- Eberbeck D, Wiekhorst F, Wagner S, Trahms L: How the size distribution of magnetic nanoparticles determines their magnetic particle imaging performance. Appl Phys Lett. 2011, 98: 182502.1-182502.3.View ArticleGoogle Scholar
- Ludwig F, Wawrzik T, Yoshida T, Gehrke N, Briel A, Eberbeck D, Schilling M: Optimization of magnetic nanoparticles for magnetic particle imaging. IEEE Transactions on Magnetics. 2012, 48: 3780-3783.View ArticleGoogle Scholar
- Goodwill PW, Scott GC, Stang PP, Conolly SM: Narrowband magnetic particle imaging. IEEE Trans Med Imaging. 2009, 28: 1231-1237.View ArticlePubMedGoogle Scholar
- Chantrell RW, Popplewell J, Charles SW: Measurements of particle size distribution parameters in ferrofluids. IEEE Transactions on Magnetics. 1978, 14: 975-977. 10.1109/TMAG.1978.1059918.View ArticleGoogle Scholar
- Yarlagadda RKR: Analog and Digital Signals and Systems. 2010, New York: Springer Science + Business MediaView ArticleGoogle Scholar
- Yoshida T, Enpuku K, Ludwig F, Dieckhoff J, Wawrzik T, Lak A, Schilling M: Characterization of Resovist® nanoparticles for magnetic particle imaging. Springer Proceedings in Physics. 2012, 140: 3-7. 10.1007/978-3-642-24133-8_1.View ArticleGoogle Scholar
- The pre-publication history for this paper can be accessed here:http://www.biomedcentral.com/1471-2342/13/15/prepub

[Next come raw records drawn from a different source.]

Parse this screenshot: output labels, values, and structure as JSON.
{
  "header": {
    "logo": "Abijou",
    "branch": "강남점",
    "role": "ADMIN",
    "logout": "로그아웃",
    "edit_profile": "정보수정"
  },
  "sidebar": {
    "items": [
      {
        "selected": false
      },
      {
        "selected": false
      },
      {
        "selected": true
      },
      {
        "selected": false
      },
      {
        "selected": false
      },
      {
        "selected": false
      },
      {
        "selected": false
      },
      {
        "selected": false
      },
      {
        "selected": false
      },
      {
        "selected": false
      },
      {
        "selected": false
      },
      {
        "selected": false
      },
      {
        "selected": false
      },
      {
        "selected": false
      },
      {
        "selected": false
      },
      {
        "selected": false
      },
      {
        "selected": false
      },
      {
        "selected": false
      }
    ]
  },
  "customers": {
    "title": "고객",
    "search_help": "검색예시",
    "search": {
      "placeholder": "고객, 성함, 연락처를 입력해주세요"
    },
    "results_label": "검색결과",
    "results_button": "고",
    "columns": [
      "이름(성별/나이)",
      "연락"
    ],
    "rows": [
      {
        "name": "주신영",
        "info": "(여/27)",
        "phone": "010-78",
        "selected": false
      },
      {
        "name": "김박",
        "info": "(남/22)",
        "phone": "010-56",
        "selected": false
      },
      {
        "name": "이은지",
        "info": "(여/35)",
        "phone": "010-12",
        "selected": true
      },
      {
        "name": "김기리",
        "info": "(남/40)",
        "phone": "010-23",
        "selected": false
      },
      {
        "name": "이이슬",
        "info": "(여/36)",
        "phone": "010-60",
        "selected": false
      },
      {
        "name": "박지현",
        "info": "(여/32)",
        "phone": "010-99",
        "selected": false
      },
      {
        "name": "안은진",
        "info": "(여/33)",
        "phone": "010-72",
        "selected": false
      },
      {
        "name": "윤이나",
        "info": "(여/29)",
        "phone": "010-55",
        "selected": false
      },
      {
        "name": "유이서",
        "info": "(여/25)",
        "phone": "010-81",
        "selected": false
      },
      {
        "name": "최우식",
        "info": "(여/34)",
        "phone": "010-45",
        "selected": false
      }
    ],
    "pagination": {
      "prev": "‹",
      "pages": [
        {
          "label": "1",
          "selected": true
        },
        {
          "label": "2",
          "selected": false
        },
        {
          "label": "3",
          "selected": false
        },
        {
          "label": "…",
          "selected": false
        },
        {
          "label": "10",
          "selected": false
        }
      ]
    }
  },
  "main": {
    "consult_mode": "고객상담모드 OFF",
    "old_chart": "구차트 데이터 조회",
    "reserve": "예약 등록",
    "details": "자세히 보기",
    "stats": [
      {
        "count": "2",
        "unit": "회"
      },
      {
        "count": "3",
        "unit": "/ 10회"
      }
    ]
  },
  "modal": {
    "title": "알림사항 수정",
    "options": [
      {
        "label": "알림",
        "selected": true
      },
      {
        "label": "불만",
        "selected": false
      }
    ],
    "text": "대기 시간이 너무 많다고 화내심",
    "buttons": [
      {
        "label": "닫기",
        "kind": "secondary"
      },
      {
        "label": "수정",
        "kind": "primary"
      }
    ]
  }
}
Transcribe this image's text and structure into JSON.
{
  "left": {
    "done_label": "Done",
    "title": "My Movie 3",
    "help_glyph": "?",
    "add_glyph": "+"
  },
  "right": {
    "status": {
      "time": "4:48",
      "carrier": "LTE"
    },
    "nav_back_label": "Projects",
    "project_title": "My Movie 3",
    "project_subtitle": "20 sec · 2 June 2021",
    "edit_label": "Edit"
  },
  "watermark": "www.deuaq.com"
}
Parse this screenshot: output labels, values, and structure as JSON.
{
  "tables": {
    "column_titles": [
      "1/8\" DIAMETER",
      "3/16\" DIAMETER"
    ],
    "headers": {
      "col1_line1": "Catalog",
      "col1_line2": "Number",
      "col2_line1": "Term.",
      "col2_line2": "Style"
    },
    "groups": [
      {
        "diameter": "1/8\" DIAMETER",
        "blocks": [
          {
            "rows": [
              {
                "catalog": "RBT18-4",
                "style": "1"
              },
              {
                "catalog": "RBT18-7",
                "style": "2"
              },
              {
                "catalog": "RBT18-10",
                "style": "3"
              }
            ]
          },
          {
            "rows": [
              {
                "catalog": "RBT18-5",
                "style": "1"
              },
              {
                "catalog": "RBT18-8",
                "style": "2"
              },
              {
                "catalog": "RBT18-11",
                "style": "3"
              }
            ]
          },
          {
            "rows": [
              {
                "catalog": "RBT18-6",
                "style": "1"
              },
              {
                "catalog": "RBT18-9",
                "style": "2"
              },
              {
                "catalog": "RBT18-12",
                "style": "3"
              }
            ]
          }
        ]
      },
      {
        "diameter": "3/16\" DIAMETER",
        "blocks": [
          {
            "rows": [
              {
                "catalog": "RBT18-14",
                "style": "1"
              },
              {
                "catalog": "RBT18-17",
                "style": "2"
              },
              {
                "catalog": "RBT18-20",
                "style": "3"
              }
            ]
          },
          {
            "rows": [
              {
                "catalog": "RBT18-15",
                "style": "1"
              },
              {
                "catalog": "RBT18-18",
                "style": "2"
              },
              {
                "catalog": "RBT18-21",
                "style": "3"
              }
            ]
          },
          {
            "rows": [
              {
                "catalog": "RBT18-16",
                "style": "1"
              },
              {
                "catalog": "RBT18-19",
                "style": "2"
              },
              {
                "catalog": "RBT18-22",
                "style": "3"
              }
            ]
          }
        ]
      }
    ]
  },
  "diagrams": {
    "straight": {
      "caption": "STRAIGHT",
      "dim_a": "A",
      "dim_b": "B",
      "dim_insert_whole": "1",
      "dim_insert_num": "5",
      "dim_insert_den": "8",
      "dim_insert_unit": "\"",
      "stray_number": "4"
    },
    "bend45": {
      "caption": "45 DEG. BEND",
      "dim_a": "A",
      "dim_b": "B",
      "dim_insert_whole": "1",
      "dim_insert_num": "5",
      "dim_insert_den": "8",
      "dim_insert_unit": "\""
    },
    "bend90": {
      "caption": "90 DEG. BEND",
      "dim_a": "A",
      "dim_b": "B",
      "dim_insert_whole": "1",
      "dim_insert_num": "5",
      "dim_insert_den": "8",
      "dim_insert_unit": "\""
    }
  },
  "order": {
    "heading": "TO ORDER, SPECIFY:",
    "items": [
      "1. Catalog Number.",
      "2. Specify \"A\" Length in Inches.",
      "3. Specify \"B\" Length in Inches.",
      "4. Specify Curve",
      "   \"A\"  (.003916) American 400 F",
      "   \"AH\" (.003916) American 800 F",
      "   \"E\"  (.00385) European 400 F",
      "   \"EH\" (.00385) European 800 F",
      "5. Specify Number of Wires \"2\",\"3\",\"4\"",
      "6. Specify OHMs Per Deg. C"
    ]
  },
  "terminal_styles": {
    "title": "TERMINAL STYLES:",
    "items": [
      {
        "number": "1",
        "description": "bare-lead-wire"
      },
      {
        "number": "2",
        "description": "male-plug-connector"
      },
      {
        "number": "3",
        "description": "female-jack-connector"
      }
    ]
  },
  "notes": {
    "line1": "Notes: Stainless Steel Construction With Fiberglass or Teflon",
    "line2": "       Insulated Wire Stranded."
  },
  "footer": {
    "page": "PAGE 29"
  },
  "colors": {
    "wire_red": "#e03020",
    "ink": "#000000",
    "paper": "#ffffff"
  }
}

This article is published under license to BioMed Central Ltd. This is an Open Access article distributed under the terms of the Creative Commons Attribution License (http://creativecommons.org/licenses/by/2.0), which permits unrestricted use, distribution, and reproduction in any medium, provided the original work is properly cited.